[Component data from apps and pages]
***

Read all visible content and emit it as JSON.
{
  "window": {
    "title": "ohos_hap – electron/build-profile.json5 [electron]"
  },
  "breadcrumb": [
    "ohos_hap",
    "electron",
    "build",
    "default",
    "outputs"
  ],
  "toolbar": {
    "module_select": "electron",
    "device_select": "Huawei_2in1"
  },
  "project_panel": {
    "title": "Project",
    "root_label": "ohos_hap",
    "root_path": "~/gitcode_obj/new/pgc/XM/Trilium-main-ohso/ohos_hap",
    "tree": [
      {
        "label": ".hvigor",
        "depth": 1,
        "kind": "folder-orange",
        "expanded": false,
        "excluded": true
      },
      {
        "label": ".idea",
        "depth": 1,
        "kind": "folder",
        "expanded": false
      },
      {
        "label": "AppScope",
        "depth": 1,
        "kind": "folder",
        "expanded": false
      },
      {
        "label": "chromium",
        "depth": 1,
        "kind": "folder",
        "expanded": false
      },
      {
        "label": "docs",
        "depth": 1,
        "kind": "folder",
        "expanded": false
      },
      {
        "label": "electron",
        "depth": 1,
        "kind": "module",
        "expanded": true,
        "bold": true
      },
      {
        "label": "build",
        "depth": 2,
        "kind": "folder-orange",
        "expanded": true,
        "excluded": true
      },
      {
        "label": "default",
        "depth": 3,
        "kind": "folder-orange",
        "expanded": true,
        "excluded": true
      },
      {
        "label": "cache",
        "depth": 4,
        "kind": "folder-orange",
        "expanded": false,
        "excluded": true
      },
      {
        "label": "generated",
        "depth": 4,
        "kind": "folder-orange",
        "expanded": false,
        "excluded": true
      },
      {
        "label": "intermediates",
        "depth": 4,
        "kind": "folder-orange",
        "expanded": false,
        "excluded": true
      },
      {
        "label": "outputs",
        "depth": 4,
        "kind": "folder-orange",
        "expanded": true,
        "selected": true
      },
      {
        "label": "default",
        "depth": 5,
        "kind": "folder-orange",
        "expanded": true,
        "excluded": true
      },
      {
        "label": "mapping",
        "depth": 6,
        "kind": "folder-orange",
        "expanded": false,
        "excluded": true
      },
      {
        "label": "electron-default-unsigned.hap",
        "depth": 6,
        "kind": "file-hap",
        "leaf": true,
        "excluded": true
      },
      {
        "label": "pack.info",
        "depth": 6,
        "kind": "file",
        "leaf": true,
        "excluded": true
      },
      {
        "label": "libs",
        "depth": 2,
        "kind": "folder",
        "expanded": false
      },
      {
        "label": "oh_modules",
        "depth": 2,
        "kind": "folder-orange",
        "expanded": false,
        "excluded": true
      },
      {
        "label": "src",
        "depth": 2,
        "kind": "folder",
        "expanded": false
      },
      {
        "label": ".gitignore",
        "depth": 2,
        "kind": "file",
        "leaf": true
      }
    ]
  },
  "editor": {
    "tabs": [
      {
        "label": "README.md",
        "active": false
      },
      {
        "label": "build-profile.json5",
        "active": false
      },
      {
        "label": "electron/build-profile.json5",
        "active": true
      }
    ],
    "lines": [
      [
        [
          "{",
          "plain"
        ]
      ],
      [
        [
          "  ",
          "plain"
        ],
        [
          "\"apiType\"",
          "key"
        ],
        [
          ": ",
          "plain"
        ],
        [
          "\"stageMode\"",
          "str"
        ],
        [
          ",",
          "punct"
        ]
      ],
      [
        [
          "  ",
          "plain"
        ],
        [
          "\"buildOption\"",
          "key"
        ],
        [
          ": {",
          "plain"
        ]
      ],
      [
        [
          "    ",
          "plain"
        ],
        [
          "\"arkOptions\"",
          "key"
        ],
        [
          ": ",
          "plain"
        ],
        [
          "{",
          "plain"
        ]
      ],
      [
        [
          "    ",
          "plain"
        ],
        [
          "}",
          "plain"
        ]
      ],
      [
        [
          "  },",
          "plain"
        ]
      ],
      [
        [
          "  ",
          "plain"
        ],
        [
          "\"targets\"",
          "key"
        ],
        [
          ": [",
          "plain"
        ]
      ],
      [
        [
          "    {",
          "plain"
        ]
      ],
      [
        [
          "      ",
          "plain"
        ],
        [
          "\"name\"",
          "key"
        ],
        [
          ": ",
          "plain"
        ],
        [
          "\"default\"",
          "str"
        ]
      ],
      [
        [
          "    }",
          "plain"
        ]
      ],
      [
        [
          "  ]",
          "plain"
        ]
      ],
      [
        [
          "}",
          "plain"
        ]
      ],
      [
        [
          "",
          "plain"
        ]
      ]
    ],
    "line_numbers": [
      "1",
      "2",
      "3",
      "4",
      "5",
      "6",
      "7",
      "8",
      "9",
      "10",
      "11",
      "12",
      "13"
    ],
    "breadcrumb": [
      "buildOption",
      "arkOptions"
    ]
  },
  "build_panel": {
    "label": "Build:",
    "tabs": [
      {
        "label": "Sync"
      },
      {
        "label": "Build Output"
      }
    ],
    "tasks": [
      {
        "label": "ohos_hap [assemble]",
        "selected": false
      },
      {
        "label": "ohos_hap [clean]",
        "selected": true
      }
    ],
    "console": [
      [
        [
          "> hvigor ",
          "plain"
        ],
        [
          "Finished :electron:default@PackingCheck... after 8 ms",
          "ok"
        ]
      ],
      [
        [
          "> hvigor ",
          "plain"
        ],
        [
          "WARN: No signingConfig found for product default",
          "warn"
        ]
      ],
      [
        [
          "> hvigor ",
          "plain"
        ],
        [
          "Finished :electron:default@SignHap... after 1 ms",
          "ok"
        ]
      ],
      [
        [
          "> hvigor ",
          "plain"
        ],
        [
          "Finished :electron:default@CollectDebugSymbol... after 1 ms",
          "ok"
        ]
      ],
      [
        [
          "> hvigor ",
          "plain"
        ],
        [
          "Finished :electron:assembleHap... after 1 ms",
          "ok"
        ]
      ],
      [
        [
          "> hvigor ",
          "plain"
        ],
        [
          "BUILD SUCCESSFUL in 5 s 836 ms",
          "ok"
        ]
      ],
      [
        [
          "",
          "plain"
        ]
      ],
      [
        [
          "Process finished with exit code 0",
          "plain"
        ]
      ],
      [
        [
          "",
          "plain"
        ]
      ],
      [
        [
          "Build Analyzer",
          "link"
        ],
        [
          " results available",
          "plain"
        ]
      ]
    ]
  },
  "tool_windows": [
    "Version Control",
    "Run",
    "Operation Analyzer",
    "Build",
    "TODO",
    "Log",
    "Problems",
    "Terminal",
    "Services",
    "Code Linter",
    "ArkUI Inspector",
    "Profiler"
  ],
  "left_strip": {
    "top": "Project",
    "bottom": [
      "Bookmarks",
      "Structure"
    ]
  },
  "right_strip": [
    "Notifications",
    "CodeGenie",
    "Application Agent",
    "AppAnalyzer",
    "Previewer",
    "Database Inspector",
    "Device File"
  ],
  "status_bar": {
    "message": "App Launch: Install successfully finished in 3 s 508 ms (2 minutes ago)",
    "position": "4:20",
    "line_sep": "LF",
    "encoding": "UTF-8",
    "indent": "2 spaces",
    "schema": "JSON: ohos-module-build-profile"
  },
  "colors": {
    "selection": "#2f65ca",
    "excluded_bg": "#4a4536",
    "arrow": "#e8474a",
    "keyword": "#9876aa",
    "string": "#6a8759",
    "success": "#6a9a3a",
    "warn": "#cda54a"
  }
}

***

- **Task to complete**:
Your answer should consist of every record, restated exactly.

- **Output for this exercise**:
Read all visible content and emit it as JSON.
{
  "window": {
    "title": "ohos_hap – electron/build-profile.json5 [electron]"
  },
  "breadcrumb": [
    "ohos_hap",
    "electron",
    "build",
    "default",
    "outputs"
  ],
  "toolbar": {
    "module_select": "electron",
    "device_select": "Huawei_2in1"
  },
  "project_panel": {
    "title": "Project",
    "root_label": "ohos_hap",
    "root_path": "~/gitcode_obj/new/pgc/XM/Trilium-main-ohso/ohos_hap",
    "tree": [
      {
        "label": ".hvigor",
        "depth": 1,
        "kind": "folder-orange",
        "expanded": false,
        "excluded": true
      },
      {
        "label": ".idea",
        "depth": 1,
        "kind": "folder",
        "expanded": false
      },
      {
        "label": "AppScope",
        "depth": 1,
        "kind": "folder",
        "expanded": false
      },
      {
        "label": "chromium",
        "depth": 1,
        "kind": "folder",
        "expanded": false
      },
      {
        "label": "docs",
        "depth": 1,
        "kind": "folder",
        "expanded": false
      },
      {
        "label": "electron",
        "depth": 1,
        "kind": "module",
        "expanded": true,
        "bold": true
      },
      {
        "label": "build",
        "depth": 2,
        "kind": "folder-orange",
        "expanded": true,
        "excluded": true
      },
      {
        "label": "default",
        "depth": 3,
        "kind": "folder-orange",
        "expanded": true,
        "excluded": true
      },
      {
        "label": "cache",
        "depth": 4,
        "kind": "folder-orange",
        "expanded": false,
        "excluded": true
      },
      {
        "label": "generated",
        "depth": 4,
        "kind": "folder-orange",
        "expanded": false,
        "excluded": true
      },
      {
        "label": "intermediates",
        "depth": 4,
        "kind": "folder-orange",
        "expanded": false,
        "excluded": true
      },
      {
        "label": "outputs",
        "depth": 4,
        "kind": "folder-orange",
        "expanded": true,
        "selected": true
      },
      {
        "label": "default",
        "depth": 5,
        "kind": "folder-orange",
        "expanded": true,
        "excluded": true
      },
      {
        "label": "mapping",
        "depth": 6,
        "kind": "folder-orange",
        "expanded": false,
        "excluded": true
      },
      {
        "label": "electron-default-unsigned.hap",
        "depth": 6,
        "kind": "file-hap",
        "leaf": true,
        "excluded": true
      },
      {
        "label": "pack.info",
        "depth": 6,
        "kind": "file",
        "leaf": true,
        "excluded": true
      },
      {
        "label": "libs",
        "depth": 2,
        "kind": "folder",
        "expanded": false
      },
      {
        "label": "oh_modules",
        "depth": 2,
        "kind": "folder-orange",
        "expanded": false,
        "excluded": true
      },
      {
        "label": "src",
        "depth": 2,
        "kind": "folder",
        "expanded": false
      },
      {
        "label": ".gitignore",
        "depth": 2,
        "kind": "file",
        "leaf": true
      }
    ]
  },
  "editor": {
    "tabs": [
      {
        "label": "README.md",
        "active": false
      },
      {
        "label": "build-profile.json5",
        "active": false
      },
      {
        "label": "electron/build-profile.json5",
        "active": true
      }
    ],
    "lines": [
      [
        [
          "{",
          "plain"
        ]
      ],
      [
        [
          "  ",
          "plain"
        ],
        [
          "\"apiType\"",
          "key"
        ],
        [
          ": ",
          "plain"
        ],
        [
          "\"stageMode\"",
          "str"
        ],
        [
          ",",
          "punct"
        ]
      ],
      [
        [
          "  ",
          "plain"
        ],
        [
          "\"buildOption\"",
          "key"
        ],
        [
          ": {",
          "plain"
        ]
      ],
      [
        [
          "    ",
          "plain"
        ],
        [
          "\"arkOptions\"",
          "key"
        ],
        [
          ": ",
          "plain"
        ],
        [
          "{",
          "plain"
        ]
      ],
      [
        [
          "    ",
          "plain"
        ],
        [
          "}",
          "plain"
        ]
      ],
      [
        [
          "  },",
          "plain"
        ]
      ],
      [
        [
          "  ",
          "plain"
        ],
        [
          "\"targets\"",
          "key"
        ],
        [
          ": [",
          "plain"
        ]
      ],
      [
        [
          "    {",
          "plain"
        ]
      ],
      [
        [
          "      ",
          "plain"
        ],
        [
          "\"name\"",
          "key"
        ],
        [
          ": ",
          "plain"
        ],
        [
          "\"default\"",
          "str"
        ]
      ],
      [
        [
          "    }",
          "plain"
        ]
      ],
      [
        [
          "  ]",
          "plain"
        ]
      ],
      [
        [
          "}",
          "plain"
        ]
      ],
      [
        [
          "",
          "plain"
        ]
      ]
    ],
    "line_numbers": [
      "1",
      "2",
      "3",
      "4",
      "5",
      "6",
      "7",
      "8",
      "9",
      "10",
      "11",
      "12",
      "13"
    ],
    "breadcrumb": [
      "buildOption",
      "arkOptions"
    ]
  },
  "build_panel": {
    "label": "Build:",
    "tabs": [
      {
        "label": "Sync"
      },
      {
        "label": "Build Output"
      }
    ],
    "tasks": [
      {
        "label": "ohos_hap [assemble]",
        "selected": false
      },
      {
        "label": "ohos_hap [clean]",
        "selected": true
      }
    ],
    "console": [
      [
        [
          "> hvigor ",
          "plain"
        ],
        [
          "Finished :electron:default@PackingCheck... after 8 ms",
          "ok"
        ]
      ],
      [
        [
          "> hvigor ",
          "plain"
        ],
        [
          "WARN: No signingConfig found for product default",
          "warn"
        ]
      ],
      [
        [
          "> hvigor ",
          "plain"
        ],
        [
          "Finished :electron:default@SignHap... after 1 ms",
          "ok"
        ]
      ],
      [
        [
          "> hvigor ",
          "plain"
        ],
        [
          "Finished :electron:default@CollectDebugSymbol... after 1 ms",
          "ok"
        ]
      ],
      [
        [
          "> hvigor ",
          "plain"
        ],
        [
          "Finished :electron:assembleHap... after 1 ms",
          "ok"
        ]
      ],
      [
        [
          "> hvigor ",
          "plain"
        ],
        [
          "BUILD SUCCESSFUL in 5 s 836 ms",
          "ok"
        ]
      ],
      [
        [
          "",
          "plain"
        ]
      ],
      [
        [
          "Process finished with exit code 0",
          "plain"
        ]
      ],
      [
        [
          "",
          "plain"
        ]
      ],
      [
        [
          "Build Analyzer",
          "link"
        ],
        [
          " results available",
          "plain"
        ]
      ]
    ]
  },
  "tool_windows": [
    "Version Control",
    "Run",
    "Operation Analyzer",
    "Build",
    "TODO",
    "Log",
    "Problems",
    "Terminal",
    "Services",
    "Code Linter",
    "ArkUI Inspector",
    "Profiler"
  ],
  "left_strip": {
    "top": "Project",
    "bottom": [
      "Bookmarks",
      "Structure"
    ]
  },
  "right_strip": [
    "Notifications",
    "CodeGenie",
    "Application Agent",
    "AppAnalyzer",
    "Previewer",
    "Database Inspector",
    "Device File"
  ],
  "status_bar": {
    "message": "App Launch: Install successfully finished in 3 s 508 ms (2 minutes ago)",
    "position": "4:20",
    "line_sep": "LF",
    "encoding": "UTF-8",
    "indent": "2 spaces",
    "schema": "JSON: ohos-module-build-profile"
  },
  "colors": {
    "selection": "#2f65ca",
    "excluded_bg": "#4a4536",
    "arrow": "#e8474a",
    "keyword": "#9876aa",
    "string": "#6a8759",
    "success": "#6a9a3a",
    "warn": "#cda54a"
  }
}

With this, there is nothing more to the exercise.